▶ Task to carry out:
Repeat the data exactly, with every line included.

▶ Data provided:
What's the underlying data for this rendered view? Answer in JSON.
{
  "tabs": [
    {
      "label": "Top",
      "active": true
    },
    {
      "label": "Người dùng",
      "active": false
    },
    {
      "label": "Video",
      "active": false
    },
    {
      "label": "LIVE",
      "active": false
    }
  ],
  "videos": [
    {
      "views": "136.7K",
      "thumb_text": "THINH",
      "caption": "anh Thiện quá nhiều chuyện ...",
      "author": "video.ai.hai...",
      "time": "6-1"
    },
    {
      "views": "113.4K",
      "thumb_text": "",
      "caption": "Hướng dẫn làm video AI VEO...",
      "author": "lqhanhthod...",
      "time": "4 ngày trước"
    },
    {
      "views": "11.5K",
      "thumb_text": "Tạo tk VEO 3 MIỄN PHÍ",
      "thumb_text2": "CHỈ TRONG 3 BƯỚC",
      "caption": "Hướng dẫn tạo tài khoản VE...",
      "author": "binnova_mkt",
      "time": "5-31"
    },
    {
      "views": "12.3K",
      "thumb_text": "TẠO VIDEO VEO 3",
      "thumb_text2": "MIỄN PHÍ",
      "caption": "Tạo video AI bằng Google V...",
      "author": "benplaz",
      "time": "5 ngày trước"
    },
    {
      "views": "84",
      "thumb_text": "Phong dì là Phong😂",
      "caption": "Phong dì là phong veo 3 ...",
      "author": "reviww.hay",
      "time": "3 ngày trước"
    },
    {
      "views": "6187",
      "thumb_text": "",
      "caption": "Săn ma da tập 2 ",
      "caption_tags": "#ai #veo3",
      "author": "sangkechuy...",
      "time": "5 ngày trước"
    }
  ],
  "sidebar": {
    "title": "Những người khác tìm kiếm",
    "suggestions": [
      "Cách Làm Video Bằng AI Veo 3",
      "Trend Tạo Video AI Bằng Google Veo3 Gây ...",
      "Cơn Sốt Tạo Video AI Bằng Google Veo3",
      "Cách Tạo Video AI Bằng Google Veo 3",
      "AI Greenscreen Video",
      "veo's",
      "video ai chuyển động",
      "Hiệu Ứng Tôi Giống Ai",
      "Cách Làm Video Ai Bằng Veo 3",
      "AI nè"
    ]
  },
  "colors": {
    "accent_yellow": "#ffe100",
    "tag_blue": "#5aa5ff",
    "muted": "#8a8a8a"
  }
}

▶ Solution to the exercise:
What's the underlying data for this rendered view? Answer in JSON.
{
  "tabs": [
    {
      "label": "Top",
      "active": true
    },
    {
      "label": "Người dùng",
      "active": false
    },
    {
      "label": "Video",
      "active": false
    },
    {
      "label": "LIVE",
      "active": false
    }
  ],
  "videos": [
    {
      "views": "136.7K",
      "thumb_text": "THINH",
      "caption": "anh Thiện quá nhiều chuyện ...",
      "author": "video.ai.hai...",
      "time": "6-1"
    },
    {
      "views": "113.4K",
      "thumb_text": "",
      "caption": "Hướng dẫn làm video AI VEO...",
      "author": "lqhanhthod...",
      "time": "4 ngày trước"
    },
    {
      "views": "11.5K",
      "thumb_text": "Tạo tk VEO 3 MIỄN PHÍ",
      "thumb_text2": "CHỈ TRONG 3 BƯỚC",
      "caption": "Hướng dẫn tạo tài khoản VE...",
      "author": "binnova_mkt",
      "time": "5-31"
    },
    {
      "views": "12.3K",
      "thumb_text": "TẠO VIDEO VEO 3",
      "thumb_text2": "MIỄN PHÍ",
      "caption": "Tạo video AI bằng Google V...",
      "author": "benplaz",
      "time": "5 ngày trước"
    },
    {
      "views": "84",
      "thumb_text": "Phong dì là Phong😂",
      "caption": "Phong dì là phong veo 3 ...",
      "author": "reviww.hay",
      "time": "3 ngày trước"
    },
    {
      "views": "6187",
      "thumb_text": "",
      "caption": "Săn ma da tập 2 ",
      "caption_tags": "#ai #veo3",
      "author": "sangkechuy...",
      "time": "5 ngày trước"
    }
  ],
  "sidebar": {
    "title": "Những người khác tìm kiếm",
    "suggestions": [
      "Cách Làm Video Bằng AI Veo 3",
      "Trend Tạo Video AI Bằng Google Veo3 Gây ...",
      "Cơn Sốt Tạo Video AI Bằng Google Veo3",
      "Cách Tạo Video AI Bằng Google Veo 3",
      "AI Greenscreen Video",
      "veo's",
      "video ai chuyển động",
      "Hiệu Ứng Tôi Giống Ai",
      "Cách Làm Video Ai Bằng Veo 3",
      "AI nè"
    ]
  },
  "colors": {
    "accent_yellow": "#ffe100",
    "tag_blue": "#5aa5ff",
    "muted": "#8a8a8a"
  }
}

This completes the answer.